Five Cat Breeds That Make Excellent Travel Companions
Cats are generally known as animals that prefer not to travel. After all, who hasn't heard the heartbroken, tortured wails emanating from cat carriers on the way to the vet or the horror stories of crates turned into urine- and feces-splattered hellholes? But the truth is there are some cats that tolerate, and even enjoy, a good road trip. If you're a traveling soul and you want a feline companion, read on.
The Travel-Friendly Personality
The primary personality characteristic the travel-friendly breeds share is the ability to adjust well to new situations. A cat that is generally confident and relaxed is much more likely to tolerate any change in its situation, whether that change is the addition of a family member or a long vacation trip.
Cats that are more bonded with their people than with the place where they live are much more likely to enjoy traveling. If they have to travel a couple hundred (or a couple thousand) miles in their carrier, they don't mind, as long as their people are nearby.
The breeds listed below are known to be sociable and easy to train to walk on a leash. These characteristics obviously make traveling much more fun - for both you and your cat.
Below are five breeds that are known to be good travel companions. Of course, personalities and temperaments will vary somewhat within each breed, so be sure to talk to your breeder to ensure that your feline friend will be a good fit for your lifestyle.
1. The Chartreux, a medium-haired blue (gray)-coated cat, is widely known for tolerating travel very well. The Chartreux is known as a gentle giant: males weigh in at 10 to 14 pounds (females are smaller at 6 to 9 pounds). It is also an excellent mouser and gets along well with children and other pets.
2. The Chantilly/Tiffany makes a great traveling companion because of its calm and easygoing nature.
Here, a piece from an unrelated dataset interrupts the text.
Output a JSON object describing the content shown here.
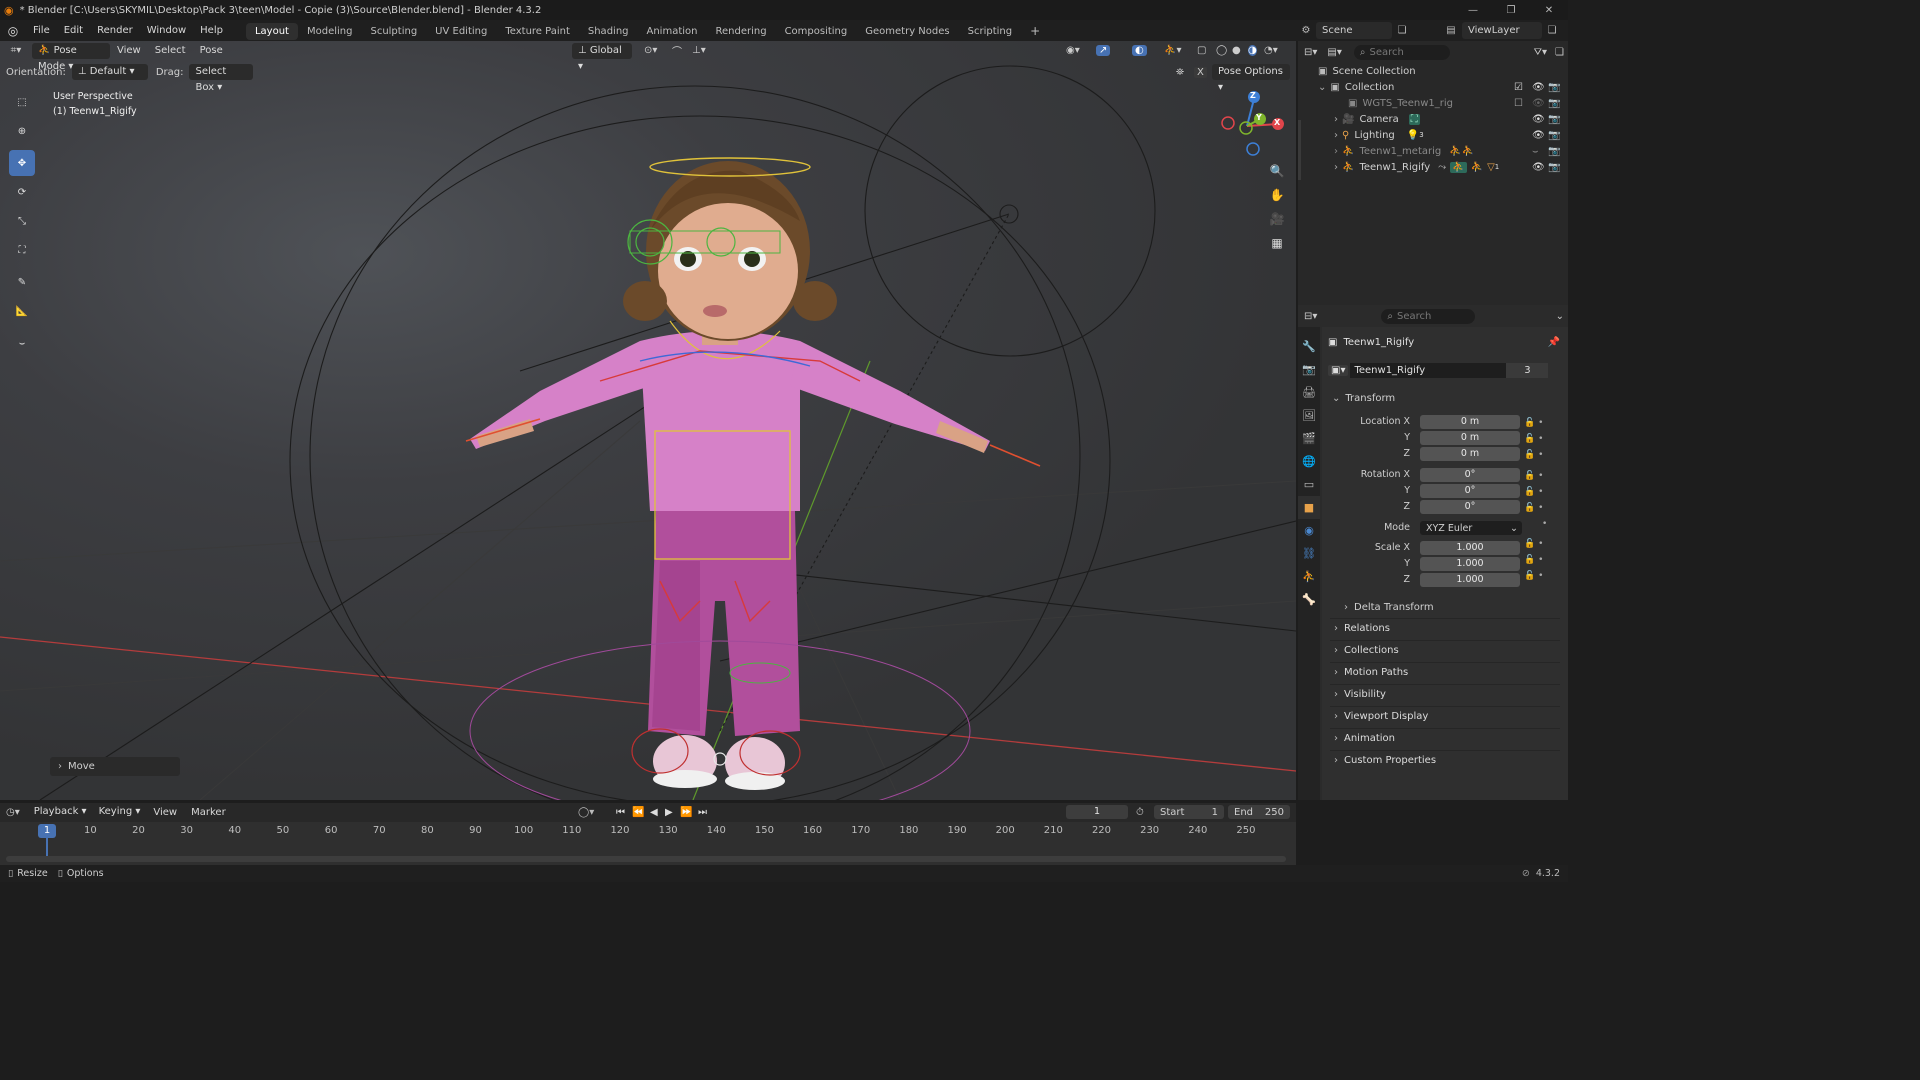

You'll need to take some time once a week or so to brush its coat thoroughly, but otherwise these cats are healthy, low-maintenance, and loving with their favorite people.
3. The confident, intelligent and energetic Japanese Bobtail adapts easily to new surroundings. Its ability to make itself at home with new people, pets and places makes it an ideal travel companion. It is a very healthy cat, and according to Japanese folklore it is a symbol of good luck - particularly if it has a "mi-ke" (calico) coat.
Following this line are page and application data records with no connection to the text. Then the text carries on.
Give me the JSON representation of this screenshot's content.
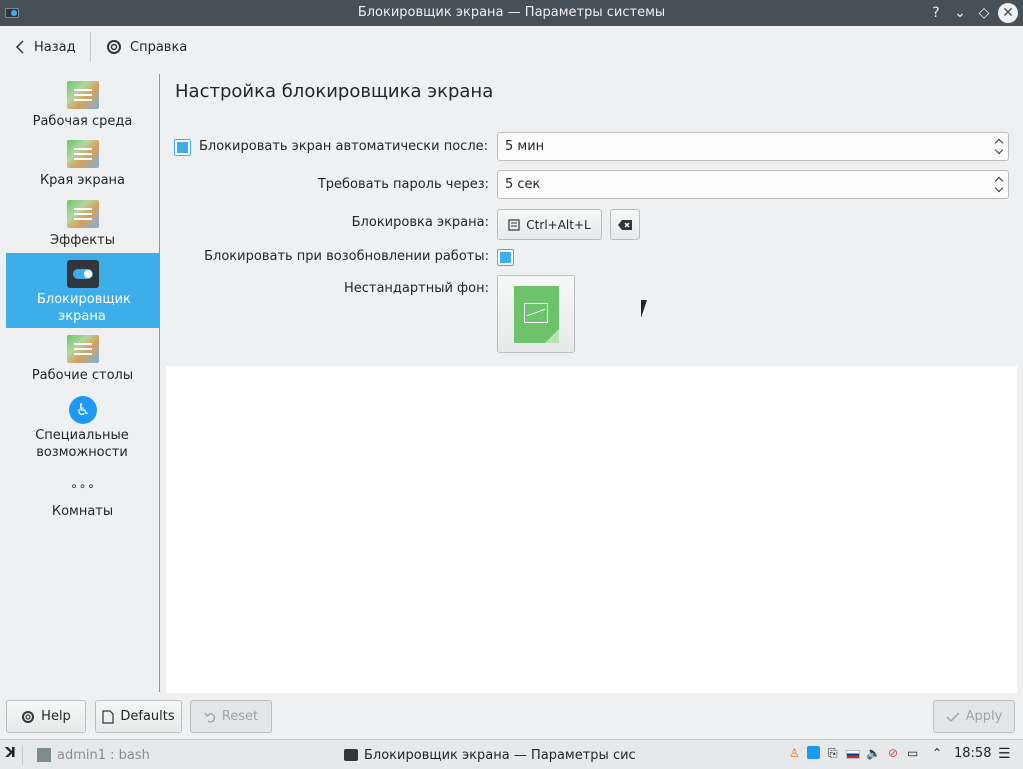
{
  "window": {
    "title": "Блокировщик экрана  — Параметры системы",
    "buttons": [
      "?",
      "⌄",
      "◇",
      "✕"
    ]
  },
  "toolbar": {
    "back_label": "Назад",
    "help_label": "Справка"
  },
  "sidebar": {
    "items": [
      {
        "label": "Рабочая среда",
        "icon": "workspace-icon",
        "active": false
      },
      {
        "label": "Края экрана",
        "icon": "screen-edges-icon",
        "active": false
      },
      {
        "label": "Эффекты",
        "icon": "effects-icon",
        "active": false
      },
      {
        "label": "Блокировщик экрана",
        "icon": "screen-locker-icon",
        "active": true
      },
      {
        "label": "Рабочие столы",
        "icon": "virtual-desktops-icon",
        "active": false
      },
      {
        "label": "Специальные возможности",
        "icon": "accessibility-icon",
        "active": false
      },
      {
        "label": "Комнаты",
        "icon": "activities-icon",
        "active": false
      }
    ]
  },
  "main": {
    "title": "Настройка блокировщика экрана",
    "lock_auto_label": "Блокировать экран автоматически после:",
    "lock_auto_checked": true,
    "lock_auto_value": "5 мин",
    "password_label": "Требовать пароль через:",
    "password_value": "5 сек",
    "shortcut_label": "Блокировка экрана:",
    "shortcut_value": "Ctrl+Alt+L",
    "resume_label": "Блокировать при возобновлении работы:",
    "resume_checked": true,
    "background_label": "Нестандартный фон:"
  },
  "footer": {
    "help": "Help",
    "defaults": "Defaults",
    "reset": "Reset",
    "apply": "Apply"
  },
  "taskbar": {
    "tasks": [
      {
        "label": "admin1 : bash",
        "active": false
      },
      {
        "label": "Блокировщик экрана  — Параметры сис",
        "active": true
      }
    ],
    "clock": "18:58"
  },
  "colors": {
    "accent": "#3daee9",
    "titlebar": "#475057",
    "window_bg": "#eff0f1"
  }
}
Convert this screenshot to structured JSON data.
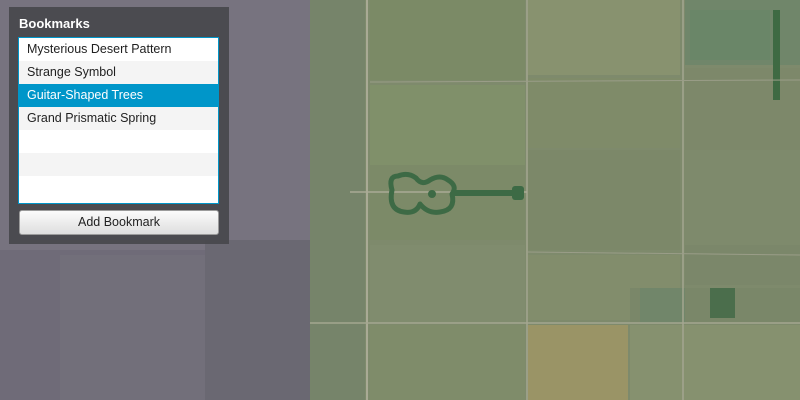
{
  "panel": {
    "title": "Bookmarks",
    "items": [
      {
        "label": "Mysterious Desert Pattern",
        "selected": false
      },
      {
        "label": "Strange Symbol",
        "selected": false
      },
      {
        "label": "Guitar-Shaped Trees",
        "selected": true
      },
      {
        "label": "Grand Prismatic Spring",
        "selected": false
      }
    ],
    "add_button_label": "Add Bookmark"
  },
  "colors": {
    "selection": "#0096c9",
    "panel_background": "#46464a",
    "farmland": "#7d876f"
  }
}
4. The Pixie-Bob may look like a little wildcat, but it develops strong bonds with its family and loves to travel in the car. Pixie-Bobs are also known to be easy to train to walk on a leash and to play fetch. These engaging personality characteristics lead some people to describe it as a cross between a cat and a dog.
5. The sweet-tempered and affectionate Scottish Fold is level-headed and adapts to new situations easily, making it an ideal travel companion. They also like cats, dogs, and children. Long-haired Folds will require regular brushing to keep their coats mat-free, and their ears will need to be cleaned twice a month due to the wax buildup that results from their flopped-down ears. See the complete breed profile here.
When you're on the road, your cat should always be secured in her carrier. Even an easygoing cat that is well-accustomed to travel can escape from your vehicle when you open the door or decide that it would be great to take a nap under your brake pedal. If your cat is loose and you have an accident, your cat will go flying and probably be grievously injured if not killed. Secure your cat's carrier by threading the seat belt through the handle and pulling it tight.
Be considerate of your cat and keep the music at a decent volume. Although you may want to jam your way across the country with Lady Gaga blaring from the stereo, your cat, with her extremely sensitive hearing, will not appreciate this.
If you're traveling by plane, fly with an airline that lets you take your cat in the cabin. Be sure to get written confirmation that you have made a reservation for you and your cat and that the airline does allow for this.
Even if the airline does allow cats in the cabin, your cat won't be able to fly with you unless she's in a regulation hard-shell carrier that fits under the seat.
Finally, be sure to bring portable litter pans and her favorite litter, as well as your cat's food and water from your home. Changes in the chemical nature and other properties of water from region to region can cause digestive upsets, and your cat's preferred food may not be available everywhere.
Related Advice from Other Cat Owners
Train Your Pet Before You Go
I am the proud owner of a 7-year-old female Birman named Coco Puff, who has done more traveling than most adults I know. She has accompanied me on planes and cross-country roadtrips.
Although it is true that Birmans (similar to Ragdolls) are very confident, relaxed, sociable cats with traits which make for great travel companions, it is also true that you must "train" your kitty to travel when she is still in her kitten years. Take her with you everywhere you go. Have her run errands with you. Take her to PetSmart. The huge majority of all cats hate to go for a ride in the car because their very first car ride is a trip to the veterinarian, which is always an unpleasant experience. They associate the car with the vet.
You need to teach your kitty when it is very, very young that the car could take them ANYwhere -- not just the vet -- and make sure the car rides are fun! This is key in order to develop a seasoned traveling companion.
More important than the breed of your cat is the age of your cat. I used to have a regular ol' American shorthair tabby who was my traveling buddy for 13 wonderful years ... all because I taught her to travel with me since she was 8 weeks old!
~Judy B., owner of a Birman